Excerpts from an interface dataset
----

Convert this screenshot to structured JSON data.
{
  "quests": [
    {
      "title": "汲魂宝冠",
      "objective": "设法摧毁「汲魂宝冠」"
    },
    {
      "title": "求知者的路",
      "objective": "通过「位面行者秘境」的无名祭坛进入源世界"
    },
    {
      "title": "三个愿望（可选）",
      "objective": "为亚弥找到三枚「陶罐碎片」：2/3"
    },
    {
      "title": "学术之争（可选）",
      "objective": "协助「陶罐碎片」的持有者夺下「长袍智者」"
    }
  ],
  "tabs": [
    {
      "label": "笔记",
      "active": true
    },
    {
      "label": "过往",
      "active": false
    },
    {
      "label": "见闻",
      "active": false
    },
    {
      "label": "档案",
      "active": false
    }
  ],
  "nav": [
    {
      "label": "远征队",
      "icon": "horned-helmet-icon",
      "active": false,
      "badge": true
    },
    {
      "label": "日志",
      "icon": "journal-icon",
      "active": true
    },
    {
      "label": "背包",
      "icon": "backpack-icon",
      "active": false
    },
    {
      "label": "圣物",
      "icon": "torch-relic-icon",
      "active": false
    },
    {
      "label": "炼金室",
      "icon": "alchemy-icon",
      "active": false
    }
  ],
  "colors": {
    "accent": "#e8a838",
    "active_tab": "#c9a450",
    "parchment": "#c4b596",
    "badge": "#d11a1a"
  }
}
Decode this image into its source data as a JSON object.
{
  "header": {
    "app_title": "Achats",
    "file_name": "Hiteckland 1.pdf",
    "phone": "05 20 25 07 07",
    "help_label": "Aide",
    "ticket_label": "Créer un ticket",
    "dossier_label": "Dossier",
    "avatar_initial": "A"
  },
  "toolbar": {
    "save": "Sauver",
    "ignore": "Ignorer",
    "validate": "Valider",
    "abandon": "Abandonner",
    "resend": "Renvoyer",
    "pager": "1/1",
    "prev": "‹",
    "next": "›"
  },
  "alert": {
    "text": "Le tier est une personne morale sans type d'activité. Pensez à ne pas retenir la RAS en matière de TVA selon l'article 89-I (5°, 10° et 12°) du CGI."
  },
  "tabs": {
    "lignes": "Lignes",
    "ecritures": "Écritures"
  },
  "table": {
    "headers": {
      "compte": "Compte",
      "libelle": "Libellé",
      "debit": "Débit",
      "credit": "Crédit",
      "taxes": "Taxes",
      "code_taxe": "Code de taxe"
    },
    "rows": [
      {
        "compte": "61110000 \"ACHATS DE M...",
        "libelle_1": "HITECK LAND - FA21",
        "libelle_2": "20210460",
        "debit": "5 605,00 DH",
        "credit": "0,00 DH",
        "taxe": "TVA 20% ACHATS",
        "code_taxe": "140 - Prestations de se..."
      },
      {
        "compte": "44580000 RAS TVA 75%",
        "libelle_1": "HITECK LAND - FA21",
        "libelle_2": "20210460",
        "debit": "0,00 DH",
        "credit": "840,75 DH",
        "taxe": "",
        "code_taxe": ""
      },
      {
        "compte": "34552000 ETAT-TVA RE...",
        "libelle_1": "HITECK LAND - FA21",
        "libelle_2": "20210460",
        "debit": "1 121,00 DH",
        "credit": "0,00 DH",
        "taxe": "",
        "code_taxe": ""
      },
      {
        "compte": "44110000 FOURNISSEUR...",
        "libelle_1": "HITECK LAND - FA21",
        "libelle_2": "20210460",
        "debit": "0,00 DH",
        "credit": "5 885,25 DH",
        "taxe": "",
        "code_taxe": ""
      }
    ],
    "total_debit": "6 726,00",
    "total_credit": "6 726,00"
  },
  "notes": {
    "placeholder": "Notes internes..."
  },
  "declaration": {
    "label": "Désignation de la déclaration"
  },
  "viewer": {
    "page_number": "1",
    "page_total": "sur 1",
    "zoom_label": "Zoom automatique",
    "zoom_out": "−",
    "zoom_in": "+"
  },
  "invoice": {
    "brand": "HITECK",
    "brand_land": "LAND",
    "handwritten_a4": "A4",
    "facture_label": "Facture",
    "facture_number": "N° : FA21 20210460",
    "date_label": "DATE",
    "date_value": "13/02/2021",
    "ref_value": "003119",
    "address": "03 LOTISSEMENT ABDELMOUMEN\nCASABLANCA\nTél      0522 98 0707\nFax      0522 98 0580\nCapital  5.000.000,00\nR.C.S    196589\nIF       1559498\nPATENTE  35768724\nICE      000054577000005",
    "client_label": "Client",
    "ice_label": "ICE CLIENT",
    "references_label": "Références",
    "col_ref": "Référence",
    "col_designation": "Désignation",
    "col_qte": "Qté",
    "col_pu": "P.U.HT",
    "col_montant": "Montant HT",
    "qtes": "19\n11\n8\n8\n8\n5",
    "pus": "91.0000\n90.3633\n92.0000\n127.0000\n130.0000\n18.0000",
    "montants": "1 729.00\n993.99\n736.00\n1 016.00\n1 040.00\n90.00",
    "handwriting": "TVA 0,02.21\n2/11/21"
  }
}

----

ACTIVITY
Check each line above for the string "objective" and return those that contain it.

EXPECTED ANSWER
      "objective": "设法摧毁「汲魂宝冠」"
      "objective": "通过「位面行者秘境」的无名祭坛进入源世界"
      "objective": "为亚弥找到三枚「陶罐碎片」：2/3"
      "objective": "协助「陶罐碎片」的持有者夺下「长袍智者」"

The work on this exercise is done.